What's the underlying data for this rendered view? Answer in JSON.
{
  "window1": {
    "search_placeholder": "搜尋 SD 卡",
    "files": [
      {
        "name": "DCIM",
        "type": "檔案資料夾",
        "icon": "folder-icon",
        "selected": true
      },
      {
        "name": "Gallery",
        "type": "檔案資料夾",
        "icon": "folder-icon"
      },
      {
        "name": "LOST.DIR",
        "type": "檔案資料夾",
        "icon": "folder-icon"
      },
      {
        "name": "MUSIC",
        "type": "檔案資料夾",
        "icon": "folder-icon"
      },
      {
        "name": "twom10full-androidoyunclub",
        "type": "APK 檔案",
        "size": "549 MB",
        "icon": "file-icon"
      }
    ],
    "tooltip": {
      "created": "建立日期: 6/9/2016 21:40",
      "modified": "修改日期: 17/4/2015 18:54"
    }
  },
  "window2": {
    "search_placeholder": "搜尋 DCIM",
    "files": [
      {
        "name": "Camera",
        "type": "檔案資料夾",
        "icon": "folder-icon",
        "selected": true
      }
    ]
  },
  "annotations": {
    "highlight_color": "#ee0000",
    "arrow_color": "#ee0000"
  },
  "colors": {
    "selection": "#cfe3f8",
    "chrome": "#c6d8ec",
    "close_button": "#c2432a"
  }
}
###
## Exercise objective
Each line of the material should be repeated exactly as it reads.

## Answer
What's the underlying data for this rendered view? Answer in JSON.
{
  "window1": {
    "search_placeholder": "搜尋 SD 卡",
    "files": [
      {
        "name": "DCIM",
        "type": "檔案資料夾",
        "icon": "folder-icon",
        "selected": true
      },
      {
        "name": "Gallery",
        "type": "檔案資料夾",
        "icon": "folder-icon"
      },
      {
        "name": "LOST.DIR",
        "type": "檔案資料夾",
        "icon": "folder-icon"
      },
      {
        "name": "MUSIC",
        "type": "檔案資料夾",
        "icon": "folder-icon"
      },
      {
        "name": "twom10full-androidoyunclub",
        "type": "APK 檔案",
        "size": "549 MB",
        "icon": "file-icon"
      }
    ],
    "tooltip": {
      "created": "建立日期: 6/9/2016 21:40",
      "modified": "修改日期: 17/4/2015 18:54"
    }
  },
  "window2": {
    "search_placeholder": "搜尋 DCIM",
    "files": [
      {
        "name": "Camera",
        "type": "檔案資料夾",
        "icon": "folder-icon",
        "selected": true
      }
    ]
  },
  "annotations": {
    "highlight_color": "#ee0000",
    "arrow_color": "#ee0000"
  },
  "colors": {
    "selection": "#cfe3f8",
    "chrome": "#c6d8ec",
    "close_button": "#c2432a"
  }
}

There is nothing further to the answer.